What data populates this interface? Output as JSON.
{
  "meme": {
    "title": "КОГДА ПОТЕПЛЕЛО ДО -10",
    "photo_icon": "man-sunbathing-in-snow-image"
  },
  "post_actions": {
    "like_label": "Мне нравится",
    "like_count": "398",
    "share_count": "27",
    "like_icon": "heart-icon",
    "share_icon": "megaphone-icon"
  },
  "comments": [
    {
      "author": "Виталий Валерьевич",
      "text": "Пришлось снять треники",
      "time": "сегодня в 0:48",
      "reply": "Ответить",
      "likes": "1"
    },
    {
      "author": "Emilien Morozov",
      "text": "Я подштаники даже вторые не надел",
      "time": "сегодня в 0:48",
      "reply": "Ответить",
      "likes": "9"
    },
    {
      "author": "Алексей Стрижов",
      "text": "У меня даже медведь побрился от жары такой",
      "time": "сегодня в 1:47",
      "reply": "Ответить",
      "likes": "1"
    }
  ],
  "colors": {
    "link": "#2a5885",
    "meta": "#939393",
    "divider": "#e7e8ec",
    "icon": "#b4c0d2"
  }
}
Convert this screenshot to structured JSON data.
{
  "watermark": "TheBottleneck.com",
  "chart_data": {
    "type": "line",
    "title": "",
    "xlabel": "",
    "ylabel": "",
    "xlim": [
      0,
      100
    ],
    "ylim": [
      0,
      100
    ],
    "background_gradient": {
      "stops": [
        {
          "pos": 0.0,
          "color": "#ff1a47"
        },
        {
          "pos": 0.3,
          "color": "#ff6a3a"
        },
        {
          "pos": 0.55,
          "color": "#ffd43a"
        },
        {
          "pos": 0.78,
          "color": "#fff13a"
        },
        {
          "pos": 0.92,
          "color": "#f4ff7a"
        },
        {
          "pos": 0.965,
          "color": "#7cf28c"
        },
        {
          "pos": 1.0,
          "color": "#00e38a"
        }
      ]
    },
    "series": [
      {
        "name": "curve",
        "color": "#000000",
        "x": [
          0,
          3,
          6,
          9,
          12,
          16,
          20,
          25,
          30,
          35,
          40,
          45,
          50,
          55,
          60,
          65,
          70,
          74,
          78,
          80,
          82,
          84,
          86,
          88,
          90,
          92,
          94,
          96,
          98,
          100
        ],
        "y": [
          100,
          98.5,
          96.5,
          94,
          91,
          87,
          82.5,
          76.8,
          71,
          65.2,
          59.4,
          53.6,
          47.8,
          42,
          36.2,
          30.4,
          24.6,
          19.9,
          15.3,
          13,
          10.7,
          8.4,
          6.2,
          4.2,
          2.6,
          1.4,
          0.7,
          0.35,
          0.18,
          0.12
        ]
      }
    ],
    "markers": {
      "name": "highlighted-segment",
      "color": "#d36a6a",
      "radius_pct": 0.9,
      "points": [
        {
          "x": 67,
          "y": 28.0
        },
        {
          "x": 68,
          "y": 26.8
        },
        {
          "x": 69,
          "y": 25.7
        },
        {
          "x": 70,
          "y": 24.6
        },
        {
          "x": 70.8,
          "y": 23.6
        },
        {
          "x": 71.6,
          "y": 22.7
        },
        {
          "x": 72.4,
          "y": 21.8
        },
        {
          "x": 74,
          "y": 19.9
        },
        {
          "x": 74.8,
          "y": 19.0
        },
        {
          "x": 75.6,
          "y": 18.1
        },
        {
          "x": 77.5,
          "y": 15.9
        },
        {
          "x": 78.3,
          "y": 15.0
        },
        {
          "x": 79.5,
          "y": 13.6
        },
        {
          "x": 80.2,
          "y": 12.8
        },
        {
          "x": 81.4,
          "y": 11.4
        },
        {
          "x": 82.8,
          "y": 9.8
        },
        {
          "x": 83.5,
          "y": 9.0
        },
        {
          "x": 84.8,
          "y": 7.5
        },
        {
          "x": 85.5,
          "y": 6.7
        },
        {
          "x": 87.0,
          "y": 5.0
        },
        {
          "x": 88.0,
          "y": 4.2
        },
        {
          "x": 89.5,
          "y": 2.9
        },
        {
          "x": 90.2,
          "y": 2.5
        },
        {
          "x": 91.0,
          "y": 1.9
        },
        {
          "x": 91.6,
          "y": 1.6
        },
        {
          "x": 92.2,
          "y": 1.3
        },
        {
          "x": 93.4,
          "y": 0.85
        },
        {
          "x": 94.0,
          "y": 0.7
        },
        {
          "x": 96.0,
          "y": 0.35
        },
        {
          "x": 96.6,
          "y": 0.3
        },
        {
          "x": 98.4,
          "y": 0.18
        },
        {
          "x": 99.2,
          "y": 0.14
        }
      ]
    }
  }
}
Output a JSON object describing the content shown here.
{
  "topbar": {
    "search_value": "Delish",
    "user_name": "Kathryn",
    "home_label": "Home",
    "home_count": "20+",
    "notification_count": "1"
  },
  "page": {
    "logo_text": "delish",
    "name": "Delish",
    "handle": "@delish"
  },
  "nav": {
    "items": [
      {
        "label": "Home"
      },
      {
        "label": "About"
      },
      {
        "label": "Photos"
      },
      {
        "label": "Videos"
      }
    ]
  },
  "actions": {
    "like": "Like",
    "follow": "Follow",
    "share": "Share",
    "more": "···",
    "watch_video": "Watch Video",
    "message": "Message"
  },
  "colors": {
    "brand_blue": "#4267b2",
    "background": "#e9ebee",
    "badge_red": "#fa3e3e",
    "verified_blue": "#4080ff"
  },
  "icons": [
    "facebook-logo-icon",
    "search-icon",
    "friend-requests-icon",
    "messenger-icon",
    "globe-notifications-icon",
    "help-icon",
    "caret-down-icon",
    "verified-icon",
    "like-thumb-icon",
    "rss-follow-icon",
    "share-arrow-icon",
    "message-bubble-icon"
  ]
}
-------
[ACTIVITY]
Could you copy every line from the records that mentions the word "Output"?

[ANSWER TO THIS PROBLEM]
What data populates this interface? Output as JSON.
Output a JSON object describing the content shown here.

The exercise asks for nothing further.